MEXICO

Acapulco

Staying in John Wayne’s Favourite Hideaway

1950s’ movie stars liked Los Flamingos so much they bought it

Willemstad waterfront, Curaçao

View of the Pacific Ocean from the restaurant terrace of Acapulco’s Los Flamingos hotel. In the 1950s and ’60s the hotel was owned by several Hollywood stars, including John Wayne, and run as their private club.

JOHN MASTERS/Meridian Writers’ Group
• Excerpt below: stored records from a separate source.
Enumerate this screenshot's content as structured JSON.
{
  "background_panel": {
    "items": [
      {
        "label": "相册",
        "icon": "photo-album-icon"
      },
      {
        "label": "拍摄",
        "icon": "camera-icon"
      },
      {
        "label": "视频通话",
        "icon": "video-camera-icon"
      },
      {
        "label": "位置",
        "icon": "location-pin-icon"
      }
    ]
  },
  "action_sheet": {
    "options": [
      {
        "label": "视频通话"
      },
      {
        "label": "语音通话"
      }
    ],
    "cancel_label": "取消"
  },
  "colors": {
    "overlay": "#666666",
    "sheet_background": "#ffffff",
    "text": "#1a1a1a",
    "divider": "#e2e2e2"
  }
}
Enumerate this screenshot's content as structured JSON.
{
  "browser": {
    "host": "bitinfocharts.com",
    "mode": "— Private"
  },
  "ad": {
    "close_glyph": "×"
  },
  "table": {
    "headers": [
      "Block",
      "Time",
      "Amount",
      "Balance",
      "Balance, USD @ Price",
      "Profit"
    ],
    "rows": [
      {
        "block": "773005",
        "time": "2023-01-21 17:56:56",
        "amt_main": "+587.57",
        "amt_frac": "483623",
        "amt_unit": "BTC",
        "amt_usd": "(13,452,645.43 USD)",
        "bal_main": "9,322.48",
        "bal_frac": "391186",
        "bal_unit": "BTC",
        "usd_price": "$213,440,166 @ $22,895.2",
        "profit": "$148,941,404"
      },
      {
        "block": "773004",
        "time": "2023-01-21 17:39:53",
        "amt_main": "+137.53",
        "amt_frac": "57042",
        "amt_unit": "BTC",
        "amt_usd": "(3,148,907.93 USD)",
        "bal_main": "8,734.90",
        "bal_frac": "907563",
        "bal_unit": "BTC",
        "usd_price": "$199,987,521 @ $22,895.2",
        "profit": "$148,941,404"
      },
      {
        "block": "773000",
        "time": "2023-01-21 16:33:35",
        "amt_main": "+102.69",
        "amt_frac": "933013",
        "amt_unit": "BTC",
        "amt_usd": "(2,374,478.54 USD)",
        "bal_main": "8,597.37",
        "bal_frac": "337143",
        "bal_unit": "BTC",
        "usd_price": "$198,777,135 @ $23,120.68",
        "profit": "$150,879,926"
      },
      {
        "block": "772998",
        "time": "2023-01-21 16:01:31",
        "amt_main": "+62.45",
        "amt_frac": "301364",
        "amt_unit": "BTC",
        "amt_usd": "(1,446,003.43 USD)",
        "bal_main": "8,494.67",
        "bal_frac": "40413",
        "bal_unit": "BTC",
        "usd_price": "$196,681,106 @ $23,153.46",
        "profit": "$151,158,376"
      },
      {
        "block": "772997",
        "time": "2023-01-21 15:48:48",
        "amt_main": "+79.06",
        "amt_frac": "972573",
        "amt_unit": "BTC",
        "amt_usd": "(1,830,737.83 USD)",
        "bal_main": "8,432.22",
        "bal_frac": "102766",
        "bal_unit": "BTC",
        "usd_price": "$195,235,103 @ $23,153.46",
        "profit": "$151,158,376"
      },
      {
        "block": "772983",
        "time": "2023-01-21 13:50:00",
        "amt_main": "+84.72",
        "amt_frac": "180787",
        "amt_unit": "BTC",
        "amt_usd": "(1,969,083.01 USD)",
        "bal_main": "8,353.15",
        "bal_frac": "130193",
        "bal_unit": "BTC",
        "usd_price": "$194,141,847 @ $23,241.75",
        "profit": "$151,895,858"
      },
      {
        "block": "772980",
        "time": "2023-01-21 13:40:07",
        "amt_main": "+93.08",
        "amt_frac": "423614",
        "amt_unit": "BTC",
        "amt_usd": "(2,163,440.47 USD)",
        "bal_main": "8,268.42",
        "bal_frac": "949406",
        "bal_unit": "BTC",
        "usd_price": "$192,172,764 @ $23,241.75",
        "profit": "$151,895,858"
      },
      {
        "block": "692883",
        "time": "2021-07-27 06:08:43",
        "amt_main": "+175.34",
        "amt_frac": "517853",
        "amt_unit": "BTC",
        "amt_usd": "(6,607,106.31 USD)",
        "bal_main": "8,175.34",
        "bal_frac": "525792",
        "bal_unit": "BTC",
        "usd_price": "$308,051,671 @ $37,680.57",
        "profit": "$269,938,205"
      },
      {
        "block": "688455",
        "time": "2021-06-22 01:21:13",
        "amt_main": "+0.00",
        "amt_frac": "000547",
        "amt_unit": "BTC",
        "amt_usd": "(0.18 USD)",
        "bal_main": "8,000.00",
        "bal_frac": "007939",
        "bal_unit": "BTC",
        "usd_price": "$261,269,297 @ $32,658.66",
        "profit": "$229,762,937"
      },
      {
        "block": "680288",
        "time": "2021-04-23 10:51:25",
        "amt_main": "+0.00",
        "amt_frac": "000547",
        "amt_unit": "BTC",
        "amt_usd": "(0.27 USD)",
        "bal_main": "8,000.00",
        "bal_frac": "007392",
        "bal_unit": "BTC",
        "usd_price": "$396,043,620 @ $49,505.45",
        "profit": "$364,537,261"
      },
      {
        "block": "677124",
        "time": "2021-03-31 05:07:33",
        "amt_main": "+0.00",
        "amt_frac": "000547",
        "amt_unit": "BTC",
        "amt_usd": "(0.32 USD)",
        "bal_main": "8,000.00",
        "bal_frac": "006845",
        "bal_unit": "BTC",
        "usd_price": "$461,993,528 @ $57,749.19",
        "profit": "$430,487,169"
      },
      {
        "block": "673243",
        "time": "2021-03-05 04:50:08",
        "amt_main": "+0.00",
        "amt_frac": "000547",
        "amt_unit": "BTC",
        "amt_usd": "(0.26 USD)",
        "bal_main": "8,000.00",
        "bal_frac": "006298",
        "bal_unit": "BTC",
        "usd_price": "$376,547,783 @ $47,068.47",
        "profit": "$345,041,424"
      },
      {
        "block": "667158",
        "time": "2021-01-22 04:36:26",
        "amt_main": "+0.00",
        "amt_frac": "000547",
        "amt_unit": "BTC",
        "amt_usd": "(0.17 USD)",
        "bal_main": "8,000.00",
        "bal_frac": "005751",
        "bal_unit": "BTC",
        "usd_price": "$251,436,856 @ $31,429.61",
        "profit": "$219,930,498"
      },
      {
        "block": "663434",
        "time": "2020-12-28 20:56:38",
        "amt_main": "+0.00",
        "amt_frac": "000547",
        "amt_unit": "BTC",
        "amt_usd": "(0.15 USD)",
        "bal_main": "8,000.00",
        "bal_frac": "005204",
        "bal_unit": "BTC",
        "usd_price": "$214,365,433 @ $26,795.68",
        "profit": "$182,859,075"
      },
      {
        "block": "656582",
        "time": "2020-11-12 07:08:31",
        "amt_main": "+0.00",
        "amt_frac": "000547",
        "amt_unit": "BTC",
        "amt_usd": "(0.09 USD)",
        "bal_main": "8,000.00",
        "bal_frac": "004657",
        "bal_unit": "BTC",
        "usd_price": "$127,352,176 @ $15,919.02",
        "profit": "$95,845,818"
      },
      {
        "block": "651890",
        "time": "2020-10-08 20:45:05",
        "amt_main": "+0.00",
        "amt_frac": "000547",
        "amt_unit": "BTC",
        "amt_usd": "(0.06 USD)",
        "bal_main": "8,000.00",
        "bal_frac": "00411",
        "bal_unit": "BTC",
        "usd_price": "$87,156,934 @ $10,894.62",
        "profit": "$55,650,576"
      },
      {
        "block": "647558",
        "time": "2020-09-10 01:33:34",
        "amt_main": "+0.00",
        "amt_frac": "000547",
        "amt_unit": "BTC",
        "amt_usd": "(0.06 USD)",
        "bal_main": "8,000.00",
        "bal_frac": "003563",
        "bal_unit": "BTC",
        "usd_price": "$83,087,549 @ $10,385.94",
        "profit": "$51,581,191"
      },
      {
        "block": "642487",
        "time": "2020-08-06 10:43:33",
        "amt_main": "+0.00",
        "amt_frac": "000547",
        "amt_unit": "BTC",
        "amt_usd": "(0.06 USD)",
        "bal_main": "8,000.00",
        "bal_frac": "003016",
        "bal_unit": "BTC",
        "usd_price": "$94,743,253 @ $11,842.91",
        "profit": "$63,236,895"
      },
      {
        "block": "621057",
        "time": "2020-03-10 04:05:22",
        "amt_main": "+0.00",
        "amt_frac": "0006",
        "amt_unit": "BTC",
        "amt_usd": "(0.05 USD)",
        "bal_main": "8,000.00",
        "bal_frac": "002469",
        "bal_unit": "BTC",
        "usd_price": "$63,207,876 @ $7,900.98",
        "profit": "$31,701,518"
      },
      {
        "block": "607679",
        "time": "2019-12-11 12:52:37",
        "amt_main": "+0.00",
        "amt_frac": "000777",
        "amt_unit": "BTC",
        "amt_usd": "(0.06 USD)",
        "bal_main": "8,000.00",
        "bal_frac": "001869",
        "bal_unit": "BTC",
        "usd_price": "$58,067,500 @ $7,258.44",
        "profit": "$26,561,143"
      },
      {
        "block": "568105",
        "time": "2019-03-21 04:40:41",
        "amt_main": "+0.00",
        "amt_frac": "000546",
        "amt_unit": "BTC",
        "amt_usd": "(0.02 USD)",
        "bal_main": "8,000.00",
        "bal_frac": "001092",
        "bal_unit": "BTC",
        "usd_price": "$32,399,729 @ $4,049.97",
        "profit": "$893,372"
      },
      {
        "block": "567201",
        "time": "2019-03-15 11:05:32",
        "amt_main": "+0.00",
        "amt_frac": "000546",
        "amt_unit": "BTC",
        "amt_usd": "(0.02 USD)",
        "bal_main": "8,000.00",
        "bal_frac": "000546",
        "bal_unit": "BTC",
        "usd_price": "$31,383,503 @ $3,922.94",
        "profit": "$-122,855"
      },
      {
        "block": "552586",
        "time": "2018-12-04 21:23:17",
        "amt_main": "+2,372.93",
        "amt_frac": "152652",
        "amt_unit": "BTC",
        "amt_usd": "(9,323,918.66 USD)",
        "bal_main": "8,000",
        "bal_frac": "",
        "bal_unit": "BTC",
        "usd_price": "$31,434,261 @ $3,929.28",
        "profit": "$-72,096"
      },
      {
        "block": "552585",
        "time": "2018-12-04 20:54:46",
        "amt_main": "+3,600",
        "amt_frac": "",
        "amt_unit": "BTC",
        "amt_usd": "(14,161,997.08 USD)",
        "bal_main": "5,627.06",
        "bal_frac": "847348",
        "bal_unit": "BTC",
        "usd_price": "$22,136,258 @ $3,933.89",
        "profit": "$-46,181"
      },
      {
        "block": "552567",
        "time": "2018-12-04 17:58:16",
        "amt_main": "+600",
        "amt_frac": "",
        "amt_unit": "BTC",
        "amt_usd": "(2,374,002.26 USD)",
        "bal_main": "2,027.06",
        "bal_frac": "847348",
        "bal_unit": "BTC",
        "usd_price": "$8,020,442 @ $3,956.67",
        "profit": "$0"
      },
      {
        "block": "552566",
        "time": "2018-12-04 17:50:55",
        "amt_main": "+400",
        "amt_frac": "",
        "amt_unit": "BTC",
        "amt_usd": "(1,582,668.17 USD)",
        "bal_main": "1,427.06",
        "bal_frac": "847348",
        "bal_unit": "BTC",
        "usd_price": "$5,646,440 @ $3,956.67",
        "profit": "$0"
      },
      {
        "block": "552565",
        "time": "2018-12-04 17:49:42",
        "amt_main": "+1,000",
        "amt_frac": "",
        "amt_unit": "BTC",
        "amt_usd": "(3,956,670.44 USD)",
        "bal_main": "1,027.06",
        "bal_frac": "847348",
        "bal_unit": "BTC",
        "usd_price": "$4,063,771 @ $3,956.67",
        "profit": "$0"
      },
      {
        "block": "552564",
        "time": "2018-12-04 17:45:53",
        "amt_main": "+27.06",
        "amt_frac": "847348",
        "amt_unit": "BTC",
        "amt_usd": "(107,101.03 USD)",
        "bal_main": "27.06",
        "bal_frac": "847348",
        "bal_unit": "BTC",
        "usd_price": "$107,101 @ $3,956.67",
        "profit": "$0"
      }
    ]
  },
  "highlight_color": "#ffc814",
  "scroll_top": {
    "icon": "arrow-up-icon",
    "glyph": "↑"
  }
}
JOHN WAYNE used to stand on a narrow promontory overlooking the Pacific Ocean, watching the tropical sunset—oranges and pinks dissolving into the Pacific Ocean. Then he’d dissolve into another tequila. If you stand where he stood and look down 150 metres to the rocks and surf, you might still spy one of the Duke’s empty bottles or shot glasses, aflame with the day’s last light. Legend has it that, even now, beachcombing tourists turn up fragments of Wayne’s long-ago revelry.

This is the setting of Los Flamingos, a modest hotel built on an Acapulco headland in the early 1930s and discovered in the 1950s by Wayne and other Hollywood stars, including Ray Milland, Red Skelton and Johnny (Tarzan) Weissmuller. They liked the place so much that they bought it in 1954 and turned it into a private club. Wayne used to stay in a suite called the Casa Redonda, the Round House, which had a two-and-a-half-metre-long bed for him. A path led to the narrow promontory with the sunset view, around which a low wall had been built. Wayne and his buddies came here to drink, curse, sing songs and hurl glassware into the abyss.

The hotel’s front porch is still lined with photos from those halcyon days. Pictures of Fred MacMurray, Errol Flynn, Roy Rogers, Cary Grant and a fellow with slicked-back hair and a pencil-thin moustache named Bo Roos. Roos was not a Hollywood actor, but buying Los Flamingos was his idea. He was the business manager for Wayne and several more big stars in the 1950s. Wayne liked him because they had similar interests: cards, liquor, storytelling. Some of Roos’ other clients also shared their business manager’s desire to satisfy large, libidinous appetites, and in Los Flamingos they created the perfect retreat, far from prying eyes.

The porch photos don’t reflect any of this, of course, and in any event the party didn’t last forever: in 1960 Wayne learned that Roos had mismanaged about $6 million of the star’s money and fired him. The hotel reopened to the public and in 1965 its former busboy, Adolfo Santiago, hired by Wayne, bought it.

Tarzan was the last old-time Hollywood star to stay here. Weissmuller lived in the Casa Redonda for several years until his death in 1984. By then, Los Flamingos’ glamour had long since faded, but the tiny clifftop hotel, with its tile floors and stucco walls, modest pool and just 46 rooms, has maintained itself reasonably well. You can sit on the restaurant terrace and drink a Coco Loco, the potent cocktail said to have been invented here in 1935, served in a freshly husked coconut, and look out over the ocean. Except when boat-cruise tourists are shuttled in for quick afternoon look-sees, it is an oasis of serenity. The rooms are spacious but plain—three-star accommodation. In the Casa Redonda, Duke’s big bed is gone but his perch on the promontory remains. B.Y.O.B.

 

ACCESS

For more information on Los Flamingos visit its website at www.hotelflamingosacapulco.com.

For information on travel in Mexico visit the government’s tourism website, www.visitmexico.com.